WORK INSTRUCTIONS → Write out the data word for word and drop any picture you find.

DATA FOR THIS EXERCISE →
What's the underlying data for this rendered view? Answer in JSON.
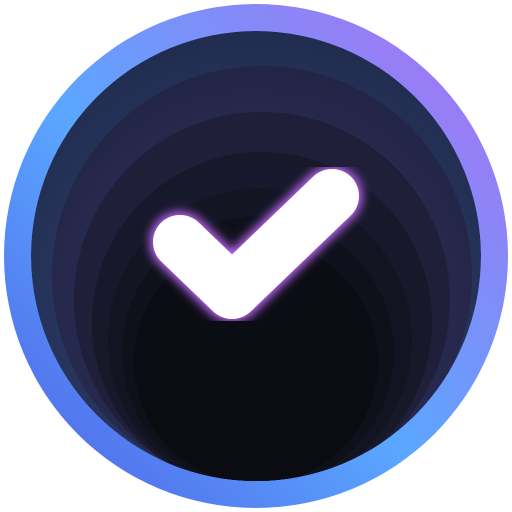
{
  "app_icon": {
    "icon_name": "checkmark-icon",
    "colors": {
      "ring_gradient": [
        "#a66cf0",
        "#5aa7ff",
        "#5566e8"
      ],
      "tunnel_layers": [
        "#2b3b68",
        "#2a2d55",
        "#22223f",
        "#1a1a2f",
        "#141624",
        "#0f121c",
        "#0b0d14"
      ],
      "check_fill": "#ffffff",
      "check_glow": "#c66bff"
    }
  }
}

SOLUTION BELOW →
What's the underlying data for this rendered view? Answer in JSON.
{
  "app_icon": {
    "icon_name": "checkmark-icon",
    "colors": {
      "ring_gradient": [
        "#a66cf0",
        "#5aa7ff",
        "#5566e8"
      ],
      "tunnel_layers": [
        "#2b3b68",
        "#2a2d55",
        "#22223f",
        "#1a1a2f",
        "#141624",
        "#0f121c",
        "#0b0d14"
      ],
      "check_fill": "#ffffff",
      "check_glow": "#c66bff"
    }
  }
}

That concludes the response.